Living on Mars would be extremely difficult and very few people understand that better than Carmel Johnston.

The environmental scientist for NASA spent a year living inside a cramped dome with five other scientists in a year-long mission to mimic the conditions of living on the Martian land.

Given the incredibly harsh and inhospitable conditions on Mars, any human expedition to the planet would involve living in a small self-contained environment, protected from the elements. But before that ever happens, NASA researchers wanted to study the psychological effects such a lifestyle would have on the astronauts who volunteered to be plonked on Mars for an extended stay.

"Everything from day-to-day life in isolation, they were wanting to learn about," Johnston said.


The 27-year-old was the Commander of the latest Hawaii Space Exploration Analog and Simulation Mission (HI-SEAS) and her job was to communicate with mission support about what the crew needed to do each day.

Their habitat was perched between two of the world's largest volcanoes in Hawaii at 2700 metres above sea level. Each scientist had a bedroom about the size of an "under-the-stairs cupboard" and along with just 80 square metres of usable space - including a kitchen, dining room, two bathrooms, lab, exercise area and common areas.

As you could imagine, living in such close quarters led to some testy moments between the scientists.

"As every family knows you don't always get along all the time. We had plenty of arguments during the year," she said. "Working though that just to figure out how to get along just to get to the next stage was really important."

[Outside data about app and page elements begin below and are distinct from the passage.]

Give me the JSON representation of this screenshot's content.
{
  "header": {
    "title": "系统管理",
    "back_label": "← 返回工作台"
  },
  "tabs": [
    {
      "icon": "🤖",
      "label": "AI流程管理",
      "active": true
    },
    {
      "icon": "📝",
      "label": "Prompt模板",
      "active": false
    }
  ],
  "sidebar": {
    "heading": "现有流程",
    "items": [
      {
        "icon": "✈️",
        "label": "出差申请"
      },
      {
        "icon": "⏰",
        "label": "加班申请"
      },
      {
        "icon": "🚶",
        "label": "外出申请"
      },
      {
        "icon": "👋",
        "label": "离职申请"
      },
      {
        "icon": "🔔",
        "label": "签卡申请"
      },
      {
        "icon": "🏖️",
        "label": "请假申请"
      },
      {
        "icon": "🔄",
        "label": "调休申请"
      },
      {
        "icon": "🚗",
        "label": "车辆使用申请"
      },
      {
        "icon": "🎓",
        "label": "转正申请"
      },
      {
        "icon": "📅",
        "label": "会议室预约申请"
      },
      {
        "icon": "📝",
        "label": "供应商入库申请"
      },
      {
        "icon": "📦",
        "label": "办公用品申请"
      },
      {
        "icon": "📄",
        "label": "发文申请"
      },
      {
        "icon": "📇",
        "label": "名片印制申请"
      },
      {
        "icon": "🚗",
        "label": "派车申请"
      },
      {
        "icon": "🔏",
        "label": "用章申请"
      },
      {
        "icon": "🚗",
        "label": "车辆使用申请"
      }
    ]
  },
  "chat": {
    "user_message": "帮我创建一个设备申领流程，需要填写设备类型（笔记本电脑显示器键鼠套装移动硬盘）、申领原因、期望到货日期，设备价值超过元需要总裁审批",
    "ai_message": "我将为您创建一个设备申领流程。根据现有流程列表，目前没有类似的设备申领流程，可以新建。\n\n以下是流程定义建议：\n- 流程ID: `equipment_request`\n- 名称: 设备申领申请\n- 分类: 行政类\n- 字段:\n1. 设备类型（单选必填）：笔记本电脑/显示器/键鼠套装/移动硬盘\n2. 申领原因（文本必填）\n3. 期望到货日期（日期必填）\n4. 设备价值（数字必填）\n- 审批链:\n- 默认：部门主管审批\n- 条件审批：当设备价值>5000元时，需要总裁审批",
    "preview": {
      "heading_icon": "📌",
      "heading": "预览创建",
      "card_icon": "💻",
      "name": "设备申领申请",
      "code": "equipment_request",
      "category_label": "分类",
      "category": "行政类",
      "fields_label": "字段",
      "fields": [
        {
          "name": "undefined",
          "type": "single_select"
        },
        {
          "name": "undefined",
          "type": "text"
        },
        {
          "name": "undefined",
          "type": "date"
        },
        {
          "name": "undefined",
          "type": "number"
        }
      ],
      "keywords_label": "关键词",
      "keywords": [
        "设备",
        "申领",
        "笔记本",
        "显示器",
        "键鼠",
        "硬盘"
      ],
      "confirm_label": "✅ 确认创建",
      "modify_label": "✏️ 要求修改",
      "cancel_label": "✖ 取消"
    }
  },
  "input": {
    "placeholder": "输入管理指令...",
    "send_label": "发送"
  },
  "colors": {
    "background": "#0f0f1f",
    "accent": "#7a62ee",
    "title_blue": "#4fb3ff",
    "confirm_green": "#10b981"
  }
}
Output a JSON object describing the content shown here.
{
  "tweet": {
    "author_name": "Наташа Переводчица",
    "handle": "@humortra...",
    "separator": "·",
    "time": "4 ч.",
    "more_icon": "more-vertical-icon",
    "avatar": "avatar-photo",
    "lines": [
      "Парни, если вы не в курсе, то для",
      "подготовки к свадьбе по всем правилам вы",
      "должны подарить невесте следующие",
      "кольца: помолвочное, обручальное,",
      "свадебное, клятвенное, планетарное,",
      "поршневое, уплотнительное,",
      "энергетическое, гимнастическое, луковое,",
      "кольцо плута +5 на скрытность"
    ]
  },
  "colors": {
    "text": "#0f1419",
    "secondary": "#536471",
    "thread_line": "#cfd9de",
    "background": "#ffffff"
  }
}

One of the drawbacks of being chosen to lead humanity's push to become an interplanetary species is having to give up your privacy.

"You could hear everything else that happened in the dome, and they could hear you," Johnston recounted. "It wasn't very private at all."

Living on top of each other made for some intimate, and rather icky, situations.

"It seems like every simulation or mission has issues with their toilet," she said. "It's always one of the big issues. So we had to clean the toilets every week ... we had to remove compost from there. It became a stinky issue rather than an unclean one."


About two or three times a week the team would leave the dome for the outside world, but of course that involved donning a heavy space suit to contend with the Martian conditions.

The make believe astronauts would receive a food drop about every four months with freeze dried, dehydrated and powdered ingredients from which they made their food.

"Ideally if you were on a trip to Mars you would have all sorts of life support systems and plant growth systems that could produce all of your food but (this) experiment was ... more geared towards the social and psychological aspects," she said.

The only contact they had with the outside world - and their loved ones - was via e-mail with a 20-minute delay each way to replicate the time it would take to get a message to Mars.

But of all things that surprised her about the what she missed it was avocados, for which she had a daily craving.

However, it might please you to know that the toughest thing for Johnston and other crew members was something we all experience as Earth-dwelling beings: getting stuff done. The days in isolation were strange to get accustomed to and the participants had to adjust to their new lifestyle and feel like they were achieving what they wanted to.

"If you have a bunch of over-achievers in one area, it's very easy for them to feel that they're not getting enough done," she said.

The six scientists filled out more than 3,000 surveys throughout the year, and while NASA has not yet released the findings from its intensive study, Ms Johnston will be in Australia in March.

She will speak at a number of events celebrating women, including the Sydney Opera House's All About Women festival in Sydney on 5 March, the Wheeler Centre in Melbourne on 6 March, and WOMADelaide's Planet Talks in Adelaide on 11 March.